At about this time, Cornell Aeronautical Research Labs made major contributions to automobile safety by applying aircraft design and safety standards to automobiles. The embodiment of this philosophy was a "safety car" that Cornell and an insurance company, Liberty Mutual, jointly sponsored. It's on display at the Henry Ford today.
"It's a '56 Ford that they modified," Casey said. "It has doors that were very much like a bifold closet door, so you had this huge opening to go through to get inside It actually put the driver in the middle of the car, with a pair of handlebars, not a steering wheel, to steer it."
Before the car started off, the dashboard swung around and locked the driver in place behind the handlebars.
Despite that the industry only went about as far as robust door locks, force-absorbing steering wheels, and padded dashboards by the mid-1960s. That was when the equivalent of a nuclear bomb hit.
In 1965, consumer activist Ralph Nader published "Unsafe at any Speed," a blistering attack on the GM's Corvair compact car.
That prompted Congressional investigations into the industry as a whole, culminating in the National Highway Traffic Safety Act in 1966. The stage was set for a regime of safety regulation that continues to this day.
Within two years of the act's passage, cars were required to have safety belts with shoulder harnesses. That paid off in the coming years: As U.S. states gradually began making belt-use mandatory in 1984, accident injuries and fatalities declined.
As safety innovations matured, more were destined to be mandated as standard features. The airbag, which dates back to the 1950s, is one example. John Hetrick of Newport, Pa., patented an automotive version in 1952, drawing on his naval engineering background and hoping to offer his own family extra protection in a crash.
Ford and GM began offering the bags in the early 1970s, but soon dropped them due to lack of consumer demand. A decade later, Mercedes-Benz embraced the devices, making them standard on its some of its 1985 models. Driver airbags became mandatory in the U.S. for the 1989 model year, and passenger airbags for the 1998 model year.

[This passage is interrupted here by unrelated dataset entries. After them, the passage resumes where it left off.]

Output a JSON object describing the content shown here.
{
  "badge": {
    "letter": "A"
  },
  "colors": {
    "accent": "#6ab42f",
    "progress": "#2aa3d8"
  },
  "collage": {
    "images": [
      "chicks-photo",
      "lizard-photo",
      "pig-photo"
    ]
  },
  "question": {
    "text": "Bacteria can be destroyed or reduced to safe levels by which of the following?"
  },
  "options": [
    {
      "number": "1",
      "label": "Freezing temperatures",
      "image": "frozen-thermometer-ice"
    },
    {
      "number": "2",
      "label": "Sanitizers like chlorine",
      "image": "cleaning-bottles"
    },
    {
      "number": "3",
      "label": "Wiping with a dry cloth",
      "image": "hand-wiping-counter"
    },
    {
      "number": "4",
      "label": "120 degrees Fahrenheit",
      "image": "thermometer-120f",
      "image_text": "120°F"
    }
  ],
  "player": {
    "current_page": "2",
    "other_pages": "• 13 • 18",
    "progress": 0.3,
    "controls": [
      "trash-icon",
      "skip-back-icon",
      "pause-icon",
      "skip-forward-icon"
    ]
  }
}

With the increase in crash testing in the 1960s, the concept of a crush or crumple zone gained currency as a way to allow vehicles to absorb the force of a collision. This "crush space" was clearly visible in a success story of the 1980s: the minivan. It lacked the flat vertical face of earlier vans.
Not every safety feature needed a push from the feds. Public fears about roll over accidents, especially in SUVS, have led manufacturers to start installing electronic stability control. Mercedes developed the first version in 1995 and licensed it to other manufacturers at no charge.
Antilock brakes had been around in the European aviation and automotive industryies since the 1930s. The Mercedes-Benz gave its S-Class ABS in 1978, and Lincoln became the first U.S brand to offer them in 1985.
The next frontier is crash avoidance, said Russ Rader, director of media relations at the Insurance Institute for Highway Safety. New systems signal drivers they have veered out of their lanes, and adaptive headlights turn into curves. There are even systems that signal you when you are following a vehicle too closely.
"We have done a lot to protect people in crashes," he said. "These new systems hold promise to to help keep people out of crashes."
"The caution is that we don't know how effective they will be be. In the past, we have had systems touted as the next great thing, but they have fallen flat. And the poster child for that is ABS."
Hyundai has a new concept called QarmarQ HED 4 featuring a soft plastic windshield and super-absorbent bumpers and fenders to soften the blow to pedestrians in its path. It reportedly tested well in computer animated trials.
Henry Bliss, the nation's first-ever accident fatality, might have fared better if one of the industry's new pedestrian friendly concept cars had been on the streets of New York back in 1899.